But before you sign on the dotted line as with any contract you should read the fine print.
For example, don't try to bring the car back before 30 days have passed or after 60 days. Returns are possible between 31 and 60 days of ownership only.
Also, no car can be returned if it's been in an accident. Small scratches or door dings are OK if under $200 to repair.
Make sure you don't drive too much either. The odometer cannot have more than 4000 miles on it.
If you do bring it back you may have problem getting your trade-in back.
"They would get their money back if it was a full-on trade in or if they owned it outright," said Thorson Motors president Tom George. "But if there was a payoff on it then they are out their trade."
Also, GM won't refund the title, registration and other fees. And if you purchased any accessories through the dealership like fancy wheels, stripes, or other add-ons, there will be no refund for those either.
Now there is one other choice that some dealers may not mention to you. If you turn down the guarantee you can get a $500 rebate towards the purchase of a new vehicle instead, which might be a better deal for you.
"At this point everybody is taking the $500 rebate that is in lieu of the 60 day guarantee," said George.
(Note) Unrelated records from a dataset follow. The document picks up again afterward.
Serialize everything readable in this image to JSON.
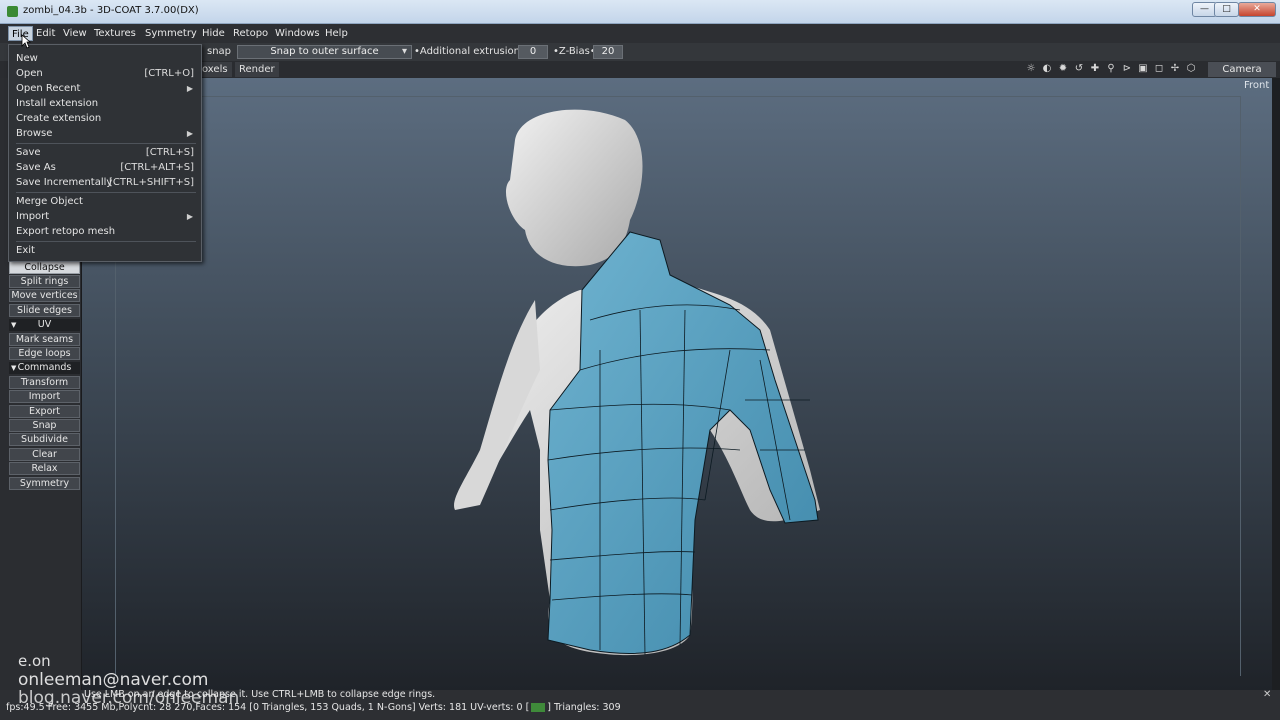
{
  "window": {
    "title": "zombi_04.3b - 3D-COAT 3.7.00(DX)",
    "min": "—",
    "max": "□",
    "close": "✕"
  },
  "menubar": [
    "File",
    "Edit",
    "View",
    "Textures",
    "Symmetry",
    "Hide",
    "Retopo",
    "Windows",
    "Help"
  ],
  "toolbar": {
    "snap_label": "snap",
    "snap_mode": "Snap to outer surface",
    "extrusion_label": "•Additional extrusion•",
    "extrusion_value": "0",
    "zbias_label": "•Z-Bias•",
    "zbias_value": "20"
  },
  "tabs": [
    "oxels",
    "Render"
  ],
  "viewport": {
    "camera": "Camera",
    "view_label": "Front"
  },
  "file_menu": {
    "new": "New",
    "open": "Open",
    "open_sc": "[CTRL+O]",
    "open_recent": "Open Recent",
    "install_extension": "Install extension",
    "create_extension": "Create extension",
    "browse": "Browse",
    "save": "Save",
    "save_sc": "[CTRL+S]",
    "save_as": "Save As",
    "save_as_sc": "[CTRL+ALT+S]",
    "save_inc": "Save Incrementally",
    "save_inc_sc": "[CTRL+SHIFT+S]",
    "merge_object": "Merge Object",
    "import": "Import",
    "export_retopo": "Export retopo mesh",
    "exit": "Exit"
  },
  "left_panel": {
    "collapse": "Collapse",
    "split_rings": "Split rings",
    "move_vertices": "Move vertices",
    "slide_edges": "Slide edges",
    "uv_section": "UV",
    "mark_seams": "Mark seams",
    "edge_loops": "Edge loops",
    "commands_section": "Commands",
    "transform": "Transform",
    "import": "Import",
    "export": "Export",
    "snap": "Snap",
    "subdivide": "Subdivide",
    "clear": "Clear",
    "relax": "Relax",
    "symmetry": "Symmetry"
  },
  "status": {
    "hint": "Use LMB on an edge to collapse it. Use CTRL+LMB to collapse edge rings.",
    "stats_a": "fps:49.5   Free: 3455 Mb,Polycnt: 28 270,Faces: 154 [0 Triangles, 153 Quads, 1 N-Gons] Verts: 181  UV-verts: 0 [",
    "stats_b": "] Triangles: 309"
  },
  "watermark": {
    "line1": "e.on",
    "line2": "onleeman@naver.com",
    "line3": "blog.naver.com/onleeman"
  }
}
"I would go with the $500 rebate," said McDonald.
A couple of other things to remember, only one return is allowed per household. Leased vehicles do not qualify. The program ends on November 30.